--- Your instructions ---
Every entry needs to be written out again exactly, with its pictures removed.
** Opening Material to process block **
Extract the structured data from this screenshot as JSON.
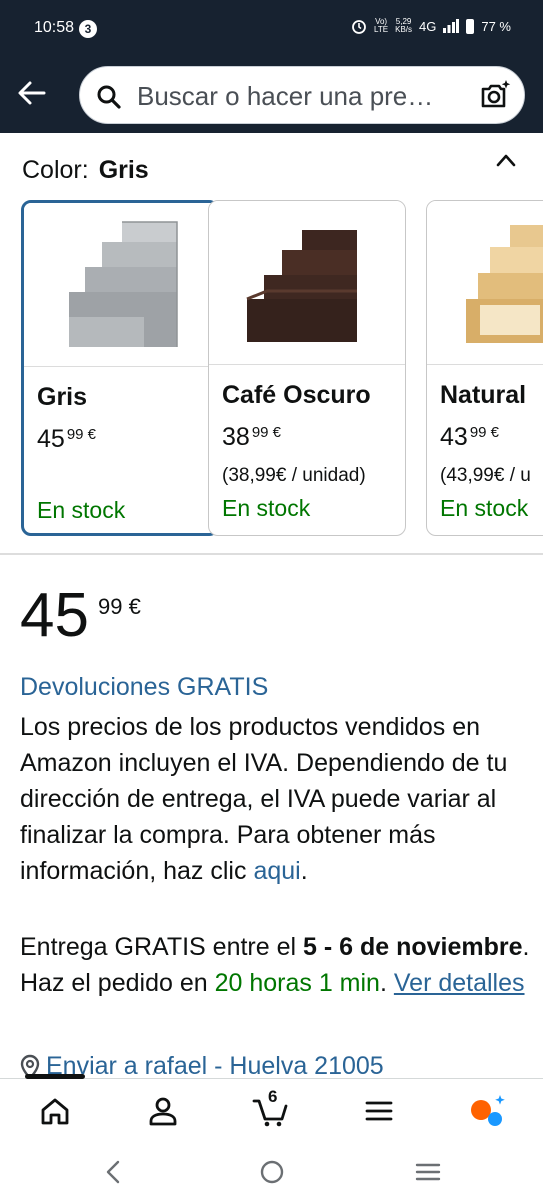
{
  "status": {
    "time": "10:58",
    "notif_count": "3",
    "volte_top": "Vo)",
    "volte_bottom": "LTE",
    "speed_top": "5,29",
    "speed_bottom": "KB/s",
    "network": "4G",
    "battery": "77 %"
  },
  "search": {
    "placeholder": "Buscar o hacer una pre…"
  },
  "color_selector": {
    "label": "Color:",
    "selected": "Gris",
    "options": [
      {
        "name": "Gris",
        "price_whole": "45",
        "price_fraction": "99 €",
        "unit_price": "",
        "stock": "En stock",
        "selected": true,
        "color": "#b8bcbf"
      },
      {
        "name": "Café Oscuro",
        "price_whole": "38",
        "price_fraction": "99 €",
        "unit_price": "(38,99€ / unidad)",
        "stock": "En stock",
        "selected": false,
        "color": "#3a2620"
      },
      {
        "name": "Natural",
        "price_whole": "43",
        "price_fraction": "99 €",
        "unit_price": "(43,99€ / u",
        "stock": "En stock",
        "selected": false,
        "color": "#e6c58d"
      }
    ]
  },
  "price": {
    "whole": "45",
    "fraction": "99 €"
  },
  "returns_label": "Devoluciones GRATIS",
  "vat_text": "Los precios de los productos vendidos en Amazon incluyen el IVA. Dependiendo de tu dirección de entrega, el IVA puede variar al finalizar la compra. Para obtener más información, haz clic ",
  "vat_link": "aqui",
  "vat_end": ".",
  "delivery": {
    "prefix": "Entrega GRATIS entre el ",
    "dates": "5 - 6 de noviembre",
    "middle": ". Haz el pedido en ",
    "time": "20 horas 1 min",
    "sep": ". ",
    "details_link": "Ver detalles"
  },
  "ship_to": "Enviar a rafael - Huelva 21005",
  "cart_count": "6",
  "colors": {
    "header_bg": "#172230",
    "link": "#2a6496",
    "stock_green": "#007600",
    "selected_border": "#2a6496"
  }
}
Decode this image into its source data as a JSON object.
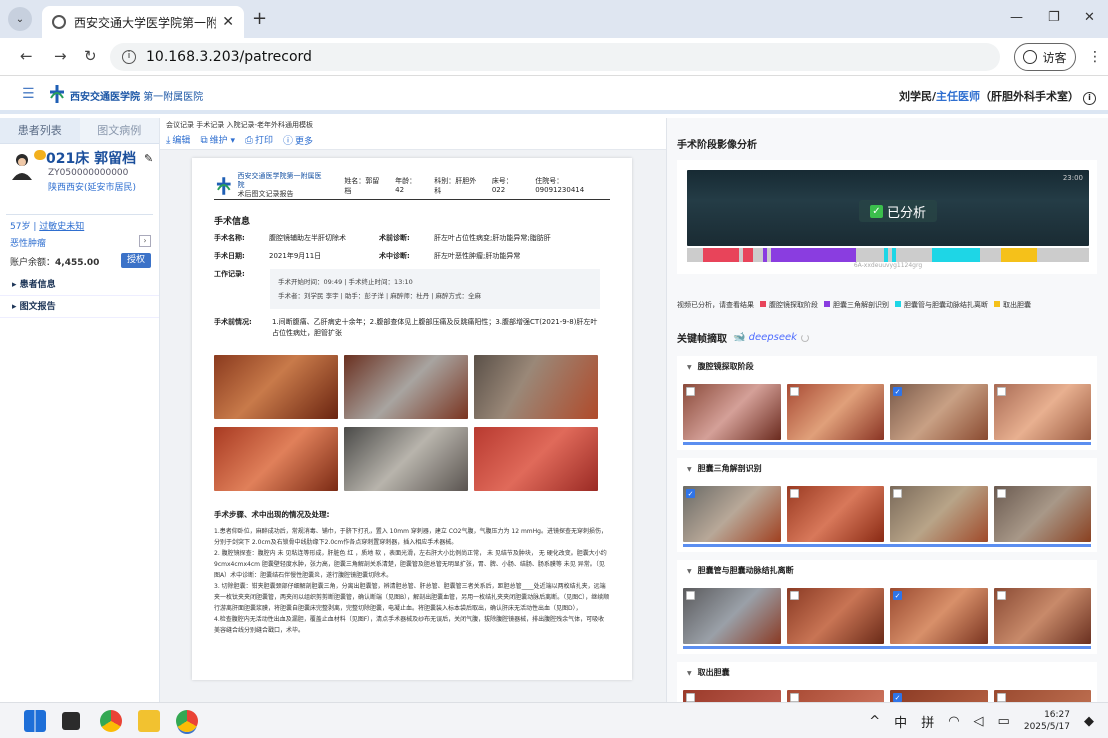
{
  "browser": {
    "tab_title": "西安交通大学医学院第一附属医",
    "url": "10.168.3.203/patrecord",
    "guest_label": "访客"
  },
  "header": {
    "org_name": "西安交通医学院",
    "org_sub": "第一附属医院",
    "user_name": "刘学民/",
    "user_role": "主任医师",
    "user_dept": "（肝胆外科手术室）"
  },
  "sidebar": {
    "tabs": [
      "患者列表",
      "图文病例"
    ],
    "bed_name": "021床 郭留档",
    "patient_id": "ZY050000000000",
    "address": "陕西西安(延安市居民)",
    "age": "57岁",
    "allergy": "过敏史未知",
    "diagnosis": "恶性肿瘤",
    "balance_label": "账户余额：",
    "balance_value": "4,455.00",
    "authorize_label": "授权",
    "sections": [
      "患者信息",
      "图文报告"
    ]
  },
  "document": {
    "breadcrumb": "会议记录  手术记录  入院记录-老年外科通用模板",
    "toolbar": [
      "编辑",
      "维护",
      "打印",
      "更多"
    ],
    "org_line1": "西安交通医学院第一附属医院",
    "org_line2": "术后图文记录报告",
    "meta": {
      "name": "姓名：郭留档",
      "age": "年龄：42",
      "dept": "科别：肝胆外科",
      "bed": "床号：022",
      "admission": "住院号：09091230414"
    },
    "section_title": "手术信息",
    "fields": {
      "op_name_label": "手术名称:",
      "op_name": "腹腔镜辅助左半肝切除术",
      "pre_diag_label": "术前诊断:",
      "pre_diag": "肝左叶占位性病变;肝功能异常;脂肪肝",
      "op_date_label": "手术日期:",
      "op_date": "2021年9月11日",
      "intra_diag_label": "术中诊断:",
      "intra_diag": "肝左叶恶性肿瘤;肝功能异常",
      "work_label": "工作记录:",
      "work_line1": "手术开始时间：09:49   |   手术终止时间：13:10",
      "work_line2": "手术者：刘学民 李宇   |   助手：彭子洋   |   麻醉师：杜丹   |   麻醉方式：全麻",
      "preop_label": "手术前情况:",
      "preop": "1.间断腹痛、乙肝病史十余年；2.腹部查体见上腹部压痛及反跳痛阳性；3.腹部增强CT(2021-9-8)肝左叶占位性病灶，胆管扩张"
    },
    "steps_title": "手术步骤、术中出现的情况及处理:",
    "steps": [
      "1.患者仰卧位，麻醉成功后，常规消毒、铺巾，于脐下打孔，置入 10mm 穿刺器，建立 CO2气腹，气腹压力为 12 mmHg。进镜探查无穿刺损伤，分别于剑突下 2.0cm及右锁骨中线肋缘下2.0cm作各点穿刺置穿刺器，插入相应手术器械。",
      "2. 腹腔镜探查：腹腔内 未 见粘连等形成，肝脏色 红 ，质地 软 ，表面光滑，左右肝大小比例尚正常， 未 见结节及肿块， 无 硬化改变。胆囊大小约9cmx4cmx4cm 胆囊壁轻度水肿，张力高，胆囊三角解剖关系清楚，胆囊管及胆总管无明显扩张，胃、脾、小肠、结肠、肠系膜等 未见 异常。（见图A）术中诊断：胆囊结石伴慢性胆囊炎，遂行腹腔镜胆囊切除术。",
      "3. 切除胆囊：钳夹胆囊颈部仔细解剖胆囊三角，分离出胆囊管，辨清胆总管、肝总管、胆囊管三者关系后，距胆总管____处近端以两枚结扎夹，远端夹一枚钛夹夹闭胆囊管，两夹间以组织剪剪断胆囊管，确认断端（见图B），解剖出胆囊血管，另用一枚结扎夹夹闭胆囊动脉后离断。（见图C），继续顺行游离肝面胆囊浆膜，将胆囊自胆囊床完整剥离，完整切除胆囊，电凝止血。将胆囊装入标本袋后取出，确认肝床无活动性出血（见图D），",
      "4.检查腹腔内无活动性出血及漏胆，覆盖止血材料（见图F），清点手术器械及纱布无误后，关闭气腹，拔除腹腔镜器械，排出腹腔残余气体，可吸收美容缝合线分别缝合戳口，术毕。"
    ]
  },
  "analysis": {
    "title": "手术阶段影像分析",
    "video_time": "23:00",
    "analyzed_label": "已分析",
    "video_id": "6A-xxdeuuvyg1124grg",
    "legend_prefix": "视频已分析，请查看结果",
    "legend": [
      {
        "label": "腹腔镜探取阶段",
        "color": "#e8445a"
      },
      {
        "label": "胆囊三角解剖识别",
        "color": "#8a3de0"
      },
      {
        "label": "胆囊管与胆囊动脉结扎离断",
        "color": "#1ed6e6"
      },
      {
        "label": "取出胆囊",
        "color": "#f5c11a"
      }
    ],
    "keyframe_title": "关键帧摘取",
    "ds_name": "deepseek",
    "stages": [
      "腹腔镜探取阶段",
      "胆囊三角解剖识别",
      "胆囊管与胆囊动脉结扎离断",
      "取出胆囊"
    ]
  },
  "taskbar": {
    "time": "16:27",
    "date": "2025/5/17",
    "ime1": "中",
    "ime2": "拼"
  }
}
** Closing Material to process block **
--- Reply ---
Extract the structured data from this screenshot as JSON.
{
  "status": {
    "time": "10:58",
    "notif_count": "3",
    "volte_top": "Vo)",
    "volte_bottom": "LTE",
    "speed_top": "5,29",
    "speed_bottom": "KB/s",
    "network": "4G",
    "battery": "77 %"
  },
  "search": {
    "placeholder": "Buscar o hacer una pre…"
  },
  "color_selector": {
    "label": "Color:",
    "selected": "Gris",
    "options": [
      {
        "name": "Gris",
        "price_whole": "45",
        "price_fraction": "99 €",
        "unit_price": "",
        "stock": "En stock",
        "selected": true,
        "color": "#b8bcbf"
      },
      {
        "name": "Café Oscuro",
        "price_whole": "38",
        "price_fraction": "99 €",
        "unit_price": "(38,99€ / unidad)",
        "stock": "En stock",
        "selected": false,
        "color": "#3a2620"
      },
      {
        "name": "Natural",
        "price_whole": "43",
        "price_fraction": "99 €",
        "unit_price": "(43,99€ / u",
        "stock": "En stock",
        "selected": false,
        "color": "#e6c58d"
      }
    ]
  },
  "price": {
    "whole": "45",
    "fraction": "99 €"
  },
  "returns_label": "Devoluciones GRATIS",
  "vat_text": "Los precios de los productos vendidos en Amazon incluyen el IVA. Dependiendo de tu dirección de entrega, el IVA puede variar al finalizar la compra. Para obtener más información, haz clic ",
  "vat_link": "aqui",
  "vat_end": ".",
  "delivery": {
    "prefix": "Entrega GRATIS entre el ",
    "dates": "5 - 6 de noviembre",
    "middle": ". Haz el pedido en ",
    "time": "20 horas 1 min",
    "sep": ". ",
    "details_link": "Ver detalles"
  },
  "ship_to": "Enviar a rafael - Huelva 21005",
  "cart_count": "6",
  "colors": {
    "header_bg": "#172230",
    "link": "#2a6496",
    "stock_green": "#007600",
    "selected_border": "#2a6496"
  }
}
Decode this image into its source data as a JSON object.
{
  "browser": {
    "tab_title": "西安交通大学医学院第一附属医",
    "url": "10.168.3.203/patrecord",
    "guest_label": "访客"
  },
  "header": {
    "org_name": "西安交通医学院",
    "org_sub": "第一附属医院",
    "user_name": "刘学民/",
    "user_role": "主任医师",
    "user_dept": "（肝胆外科手术室）"
  },
  "sidebar": {
    "tabs": [
      "患者列表",
      "图文病例"
    ],
    "bed_name": "021床 郭留档",
    "patient_id": "ZY050000000000",
    "address": "陕西西安(延安市居民)",
    "age": "57岁",
    "allergy": "过敏史未知",
    "diagnosis": "恶性肿瘤",
    "balance_label": "账户余额：",
    "balance_value": "4,455.00",
    "authorize_label": "授权",
    "sections": [
      "患者信息",
      "图文报告"
    ]
  },
  "document": {
    "breadcrumb": "会议记录  手术记录  入院记录-老年外科通用模板",
    "toolbar": [
      "编辑",
      "维护",
      "打印",
      "更多"
    ],
    "org_line1": "西安交通医学院第一附属医院",
    "org_line2": "术后图文记录报告",
    "meta": {
      "name": "姓名：郭留档",
      "age": "年龄：42",
      "dept": "科别：肝胆外科",
      "bed": "床号：022",
      "admission": "住院号：09091230414"
    },
    "section_title": "手术信息",
    "fields": {
      "op_name_label": "手术名称:",
      "op_name": "腹腔镜辅助左半肝切除术",
      "pre_diag_label": "术前诊断:",
      "pre_diag": "肝左叶占位性病变;肝功能异常;脂肪肝",
      "op_date_label": "手术日期:",
      "op_date": "2021年9月11日",
      "intra_diag_label": "术中诊断:",
      "intra_diag": "肝左叶恶性肿瘤;肝功能异常",
      "work_label": "工作记录:",
      "work_line1": "手术开始时间：09:49   |   手术终止时间：13:10",
      "work_line2": "手术者：刘学民 李宇   |   助手：彭子洋   |   麻醉师：杜丹   |   麻醉方式：全麻",
      "preop_label": "手术前情况:",
      "preop": "1.间断腹痛、乙肝病史十余年；2.腹部查体见上腹部压痛及反跳痛阳性；3.腹部增强CT(2021-9-8)肝左叶占位性病灶，胆管扩张"
    },
    "steps_title": "手术步骤、术中出现的情况及处理:",
    "steps": [
      "1.患者仰卧位，麻醉成功后，常规消毒、铺巾，于脐下打孔，置入 10mm 穿刺器，建立 CO2气腹，气腹压力为 12 mmHg。进镜探查无穿刺损伤，分别于剑突下 2.0cm及右锁骨中线肋缘下2.0cm作各点穿刺置穿刺器，插入相应手术器械。",
      "2. 腹腔镜探查：腹腔内 未 见粘连等形成，肝脏色 红 ，质地 软 ，表面光滑，左右肝大小比例尚正常， 未 见结节及肿块， 无 硬化改变。胆囊大小约9cmx4cmx4cm 胆囊壁轻度水肿，张力高，胆囊三角解剖关系清楚，胆囊管及胆总管无明显扩张，胃、脾、小肠、结肠、肠系膜等 未见 异常。（见图A）术中诊断：胆囊结石伴慢性胆囊炎，遂行腹腔镜胆囊切除术。",
      "3. 切除胆囊：钳夹胆囊颈部仔细解剖胆囊三角，分离出胆囊管，辨清胆总管、肝总管、胆囊管三者关系后，距胆总管____处近端以两枚结扎夹，远端夹一枚钛夹夹闭胆囊管，两夹间以组织剪剪断胆囊管，确认断端（见图B），解剖出胆囊血管，另用一枚结扎夹夹闭胆囊动脉后离断。（见图C），继续顺行游离肝面胆囊浆膜，将胆囊自胆囊床完整剥离，完整切除胆囊，电凝止血。将胆囊装入标本袋后取出，确认肝床无活动性出血（见图D），",
      "4.检查腹腔内无活动性出血及漏胆，覆盖止血材料（见图F），清点手术器械及纱布无误后，关闭气腹，拔除腹腔镜器械，排出腹腔残余气体，可吸收美容缝合线分别缝合戳口，术毕。"
    ]
  },
  "analysis": {
    "title": "手术阶段影像分析",
    "video_time": "23:00",
    "analyzed_label": "已分析",
    "video_id": "6A-xxdeuuvyg1124grg",
    "legend_prefix": "视频已分析，请查看结果",
    "legend": [
      {
        "label": "腹腔镜探取阶段",
        "color": "#e8445a"
      },
      {
        "label": "胆囊三角解剖识别",
        "color": "#8a3de0"
      },
      {
        "label": "胆囊管与胆囊动脉结扎离断",
        "color": "#1ed6e6"
      },
      {
        "label": "取出胆囊",
        "color": "#f5c11a"
      }
    ],
    "keyframe_title": "关键帧摘取",
    "ds_name": "deepseek",
    "stages": [
      "腹腔镜探取阶段",
      "胆囊三角解剖识别",
      "胆囊管与胆囊动脉结扎离断",
      "取出胆囊"
    ]
  },
  "taskbar": {
    "time": "16:27",
    "date": "2025/5/17",
    "ime1": "中",
    "ime2": "拼"
  }
}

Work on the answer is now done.